  • Cats are more at risk than dogs because they are more likely to roam around outside, unsupervised, and their size makes them ideal prey for coyotes. The safest lifestyle for a cat is to be kept indoors at all times, however, at the very least be sure your cats are inside at night. 
  • Keep bathroom breaks as brief as possible.
  • ALWAYS have your dog on a leash–preferably a shorter one so you have more control if they try to run. We suggest the Flat Out Dog Leash by Ruffwear. It’s 6 ft in length, which is plenty of space for your dog to wander, but not enough so that you wouldn’t be able to control them if the situation called for it. It’s also super strong, so you know it won’t snap if they run.
  • Try to avoid evening walks, or stay in well-lit, highly populated areas.
  • Don’t let your guard down just because you have a fence. Coyotes have been known to jump fences that are 6 feet tall. Many experts suggest installing rollers on the top and regularly checking to make sure there are no weak spots or holes.

Hazing 

One of the best preventative measures you can take is by hazing coyotes whenever you see them–and no, that doesn’t mean telling them to do a keg stand. “Hazing” is essentially the process of keeping predators from getting comfortable in your backyard. If you were looking at a new house but saw that the neighbors were loud and obnoxious, would you want to move there? Definitely not!

HAZING DOES NOT MEAN HURTING ANIMALS

Hazing is the act of safely scaring an animal away. Unless your life is being threatened and there are no other options, there is absolutely no reason to attack or injure an animal.

  • Always keep a safe distance, and never approach a coyote or other wild animal.
  • Never turn your back or try to outrun a coyote. They have the ability to run 40 MPH (Humans average around 15 MPH).
  • Make yourself seem BIG! Stand up straight, raise your arms and wave them, hold a coat about your head, etc.
  • Create a simple “Safety Shaker” by putting pebbles, pennies, or bolts into a soda can and sealing it with duct tape.
  • Keep your home and yard well-lit–especially during nighttime bathroom breaks with your dog.
  • If you see a coyote and you’re inside, open a window and yell, clap, or make any sort of loud noise to scare it away.

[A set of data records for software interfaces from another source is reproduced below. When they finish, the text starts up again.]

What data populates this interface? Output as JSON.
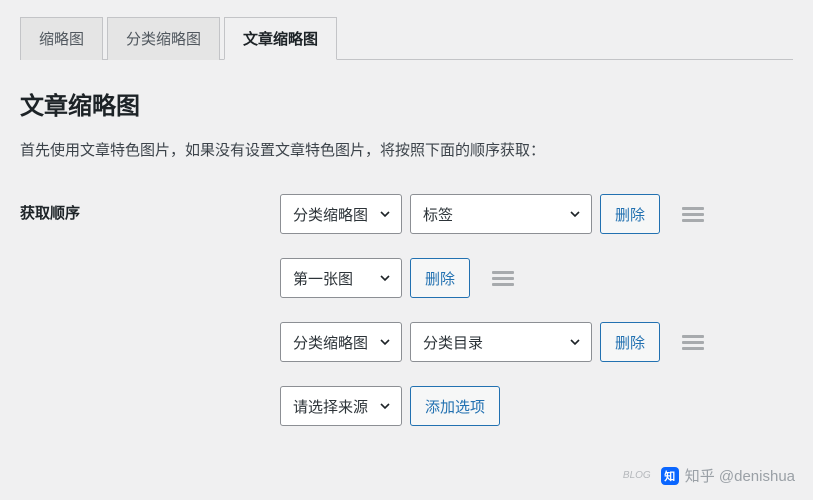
{
  "tabs": [
    {
      "label": "缩略图",
      "active": false
    },
    {
      "label": "分类缩略图",
      "active": false
    },
    {
      "label": "文章缩略图",
      "active": true
    }
  ],
  "page_title": "文章缩略图",
  "description": "首先使用文章特色图片，如果没有设置文章特色图片，将按照下面的顺序获取：",
  "form": {
    "order_label": "获取顺序",
    "delete_label": "删除",
    "add_label": "添加选项",
    "rules": [
      {
        "source": "分类缩略图",
        "target": "标签",
        "has_target": true
      },
      {
        "source": "第一张图",
        "target": null,
        "has_target": false
      },
      {
        "source": "分类缩略图",
        "target": "分类目录",
        "has_target": true
      }
    ],
    "new_source_placeholder": "请选择来源"
  },
  "watermark": {
    "logo_text": "知",
    "sublogo": "BLOG",
    "handle": "知乎 @denishua"
  }
}
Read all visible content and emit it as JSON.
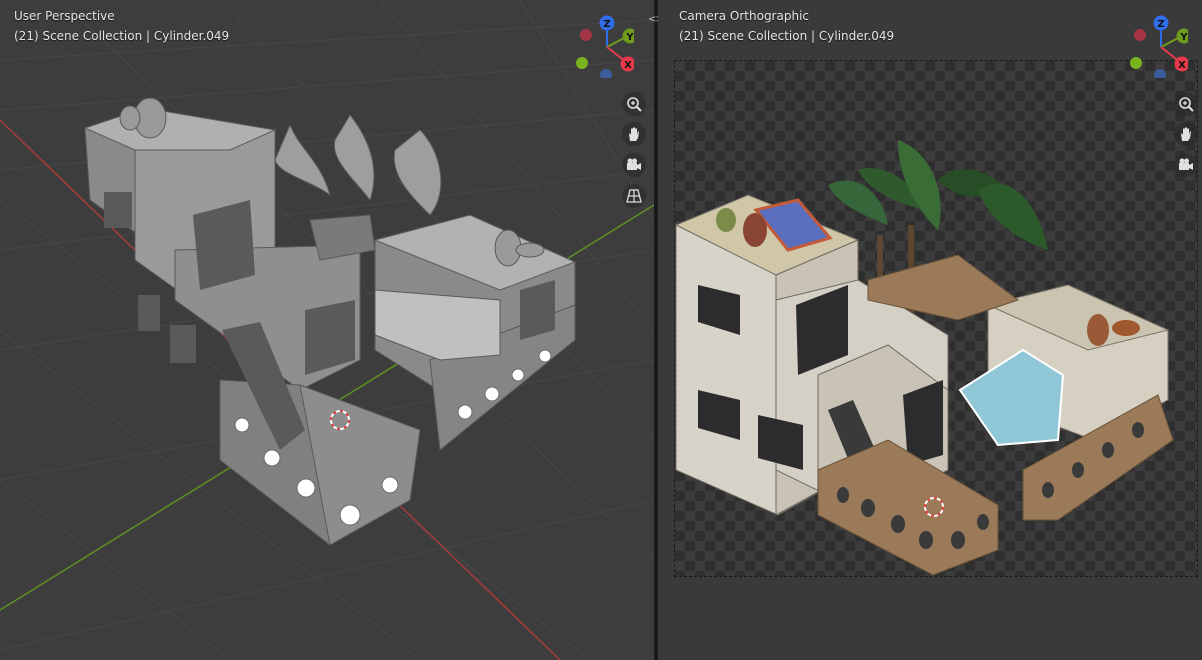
{
  "left_viewport": {
    "view_name": "User Perspective",
    "collection_info": "(21) Scene Collection | Cylinder.049"
  },
  "right_viewport": {
    "view_name": "Camera Orthographic",
    "collection_info": "(21) Scene Collection | Cylinder.049"
  },
  "gizmo": {
    "z_label": "Z",
    "y_label": "Y",
    "x_label": "X",
    "colors": {
      "z": "#2f6ee8",
      "y": "#6f9b1e",
      "x": "#e83a4a",
      "neg_x": "#a53444",
      "neg_y": "#5f8a25",
      "neg_z": "#3c5d9c"
    }
  },
  "nav_tools": [
    "zoom-icon",
    "hand-pan-icon",
    "camera-icon",
    "grid-perspective-icon"
  ],
  "divider_glyph": "<>",
  "colors": {
    "viewport_bg": "#3d3d3d",
    "grid_line": "#484848",
    "x_axis": "#a83a3a",
    "y_axis": "#5f8f23"
  }
}
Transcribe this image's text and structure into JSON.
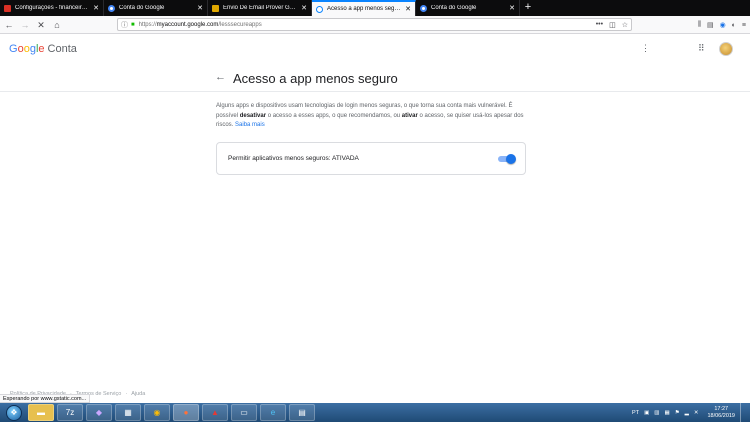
{
  "browser": {
    "tabs": [
      {
        "title": "Configurações - financeiro@..",
        "favicon_color": "#d93025"
      },
      {
        "title": "Conta do Google",
        "favicon_color": "#4285f4"
      },
      {
        "title": "Envio De Email Prover Gmail –",
        "favicon_color": "#e0a800"
      },
      {
        "title": "Acesso a app menos seguro",
        "favicon_color": "#4285f4"
      },
      {
        "title": "Conta do Google",
        "favicon_color": "#4285f4"
      }
    ],
    "active_tab_index": 3,
    "url_prefix": "https://",
    "url_host": "myaccount.google.com",
    "url_path": "/lesssecureapps",
    "status_text": "Esperando por www.gstatic.com..."
  },
  "header": {
    "logo_text": "Google",
    "product_text": "Conta"
  },
  "page": {
    "title": "Acesso a app menos seguro",
    "desc_part1": "Alguns apps e dispositivos usam tecnologias de login menos seguras, o que torna sua conta mais vulnerável. É possível ",
    "desc_bold1": "desativar",
    "desc_part2": " o acesso a esses apps, o que recomendamos, ou ",
    "desc_bold2": "ativar",
    "desc_part3": " o acesso, se quiser usá-los apesar dos riscos. ",
    "learn_more": "Saiba mais",
    "setting_label": "Permitir aplicativos menos seguros: ATIVADA",
    "setting_enabled": true
  },
  "footer": {
    "items": [
      "Política de Privacidade",
      "Termos de Serviço",
      "Ajuda"
    ]
  },
  "taskbar": {
    "lang": "PT",
    "time": "17:27",
    "date": "18/06/2019"
  },
  "colors": {
    "accent": "#1a73e8",
    "google_blue": "#4285f4",
    "google_red": "#ea4335",
    "google_yellow": "#fbbc05",
    "google_green": "#34a853"
  }
}
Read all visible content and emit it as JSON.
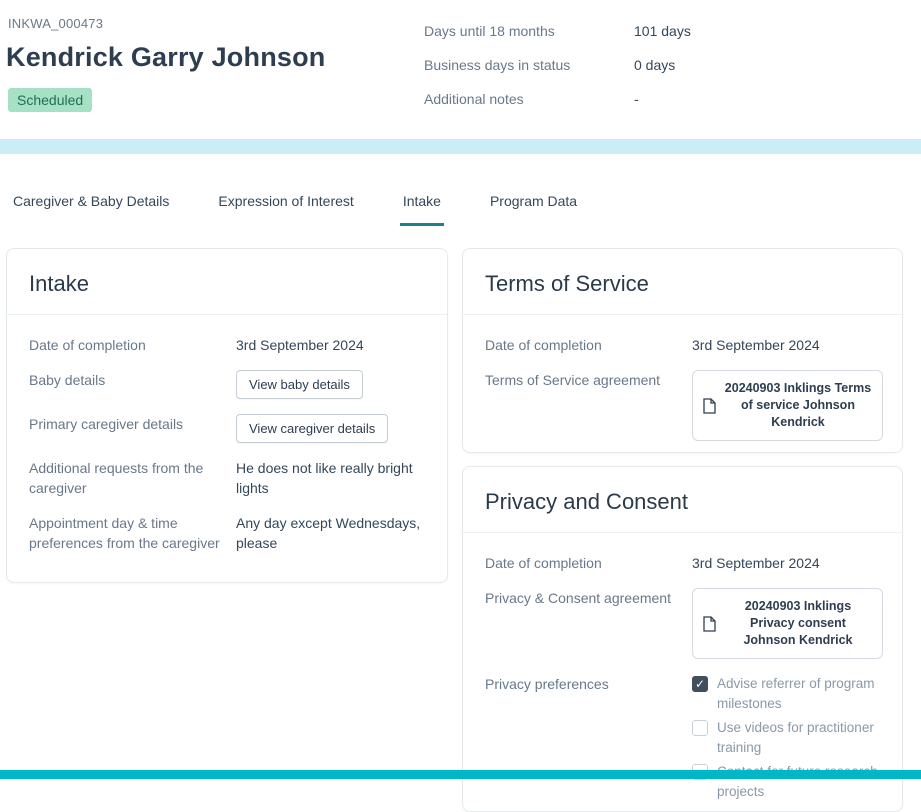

Remember: you don’t want them to feel comfortable.
  • Tell your neighbors you’ve seen coyotes in the area, and encourage them to haze them, as well. Team work is always effective!

It’s scary to see any sort of threat to your furry family members. Just remember that as long as you stay cautious, smart, and calm, you’ll be able to keep your pet safe from harm.